**Problem to work on:**
Print the records exactly as given.

Saved data entries
════════
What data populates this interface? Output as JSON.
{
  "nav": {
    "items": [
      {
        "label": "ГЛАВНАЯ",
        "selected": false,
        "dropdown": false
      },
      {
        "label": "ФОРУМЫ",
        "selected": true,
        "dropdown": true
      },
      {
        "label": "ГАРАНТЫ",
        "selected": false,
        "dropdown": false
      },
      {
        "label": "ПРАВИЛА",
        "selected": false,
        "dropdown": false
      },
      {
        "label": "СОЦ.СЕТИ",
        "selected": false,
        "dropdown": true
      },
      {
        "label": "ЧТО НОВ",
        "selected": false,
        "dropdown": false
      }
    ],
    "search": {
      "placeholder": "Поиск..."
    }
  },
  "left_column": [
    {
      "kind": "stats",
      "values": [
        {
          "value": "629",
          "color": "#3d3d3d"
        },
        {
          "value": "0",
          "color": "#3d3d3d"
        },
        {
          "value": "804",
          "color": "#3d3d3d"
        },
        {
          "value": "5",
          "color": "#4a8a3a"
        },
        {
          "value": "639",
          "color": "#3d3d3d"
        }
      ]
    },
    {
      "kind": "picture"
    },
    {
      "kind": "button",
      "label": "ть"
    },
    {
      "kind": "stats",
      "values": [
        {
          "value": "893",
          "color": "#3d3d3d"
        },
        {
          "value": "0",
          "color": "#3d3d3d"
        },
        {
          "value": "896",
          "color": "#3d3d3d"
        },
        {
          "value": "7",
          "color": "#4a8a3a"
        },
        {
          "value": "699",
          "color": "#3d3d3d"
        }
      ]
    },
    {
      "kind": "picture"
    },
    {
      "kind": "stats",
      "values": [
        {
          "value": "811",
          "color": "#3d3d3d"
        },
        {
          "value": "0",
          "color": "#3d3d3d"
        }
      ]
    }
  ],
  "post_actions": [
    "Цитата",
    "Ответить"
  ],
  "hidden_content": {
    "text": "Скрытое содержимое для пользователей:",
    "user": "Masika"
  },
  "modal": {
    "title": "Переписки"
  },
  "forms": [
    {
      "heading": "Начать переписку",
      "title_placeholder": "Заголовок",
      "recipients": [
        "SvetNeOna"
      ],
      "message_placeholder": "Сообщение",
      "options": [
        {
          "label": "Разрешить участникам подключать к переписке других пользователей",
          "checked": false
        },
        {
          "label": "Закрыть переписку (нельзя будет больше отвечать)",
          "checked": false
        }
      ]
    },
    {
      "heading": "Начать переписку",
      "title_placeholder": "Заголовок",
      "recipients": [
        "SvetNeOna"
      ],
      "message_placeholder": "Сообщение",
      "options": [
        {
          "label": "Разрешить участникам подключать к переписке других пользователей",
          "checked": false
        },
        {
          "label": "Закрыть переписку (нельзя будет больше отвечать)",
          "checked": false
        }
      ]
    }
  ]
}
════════
**Task solution:**
What data populates this interface? Output as JSON.
{
  "nav": {
    "items": [
      {
        "label": "ГЛАВНАЯ",
        "selected": false,
        "dropdown": false
      },
      {
        "label": "ФОРУМЫ",
        "selected": true,
        "dropdown": true
      },
      {
        "label": "ГАРАНТЫ",
        "selected": false,
        "dropdown": false
      },
      {
        "label": "ПРАВИЛА",
        "selected": false,
        "dropdown": false
      },
      {
        "label": "СОЦ.СЕТИ",
        "selected": false,
        "dropdown": true
      },
      {
        "label": "ЧТО НОВ",
        "selected": false,
        "dropdown": false
      }
    ],
    "search": {
      "placeholder": "Поиск..."
    }
  },
  "left_column": [
    {
      "kind": "stats",
      "values": [
        {
          "value": "629",
          "color": "#3d3d3d"
        },
        {
          "value": "0",
          "color": "#3d3d3d"
        },
        {
          "value": "804",
          "color": "#3d3d3d"
        },
        {
          "value": "5",
          "color": "#4a8a3a"
        },
        {
          "value": "639",
          "color": "#3d3d3d"
        }
      ]
    },
    {
      "kind": "picture"
    },
    {
      "kind": "button",
      "label": "ть"
    },
    {
      "kind": "stats",
      "values": [
        {
          "value": "893",
          "color": "#3d3d3d"
        },
        {
          "value": "0",
          "color": "#3d3d3d"
        },
        {
          "value": "896",
          "color": "#3d3d3d"
        },
        {
          "value": "7",
          "color": "#4a8a3a"
        },
        {
          "value": "699",
          "color": "#3d3d3d"
        }
      ]
    },
    {
      "kind": "picture"
    },
    {
      "kind": "stats",
      "values": [
        {
          "value": "811",
          "color": "#3d3d3d"
        },
        {
          "value": "0",
          "color": "#3d3d3d"
        }
      ]
    }
  ],
  "post_actions": [
    "Цитата",
    "Ответить"
  ],
  "hidden_content": {
    "text": "Скрытое содержимое для пользователей:",
    "user": "Masika"
  },
  "modal": {
    "title": "Переписки"
  },
  "forms": [
    {
      "heading": "Начать переписку",
      "title_placeholder": "Заголовок",
      "recipients": [
        "SvetNeOna"
      ],
      "message_placeholder": "Сообщение",
      "options": [
        {
          "label": "Разрешить участникам подключать к переписке других пользователей",
          "checked": false
        },
        {
          "label": "Закрыть переписку (нельзя будет больше отвечать)",
          "checked": false
        }
      ]
    },
    {
      "heading": "Начать переписку",
      "title_placeholder": "Заголовок",
      "recipients": [
        "SvetNeOna"
      ],
      "message_placeholder": "Сообщение",
      "options": [
        {
          "label": "Разрешить участникам подключать к переписке других пользователей",
          "checked": false
        },
        {
          "label": "Закрыть переписку (нельзя будет больше отвечать)",
          "checked": false
        }
      ]
    }
  ]
}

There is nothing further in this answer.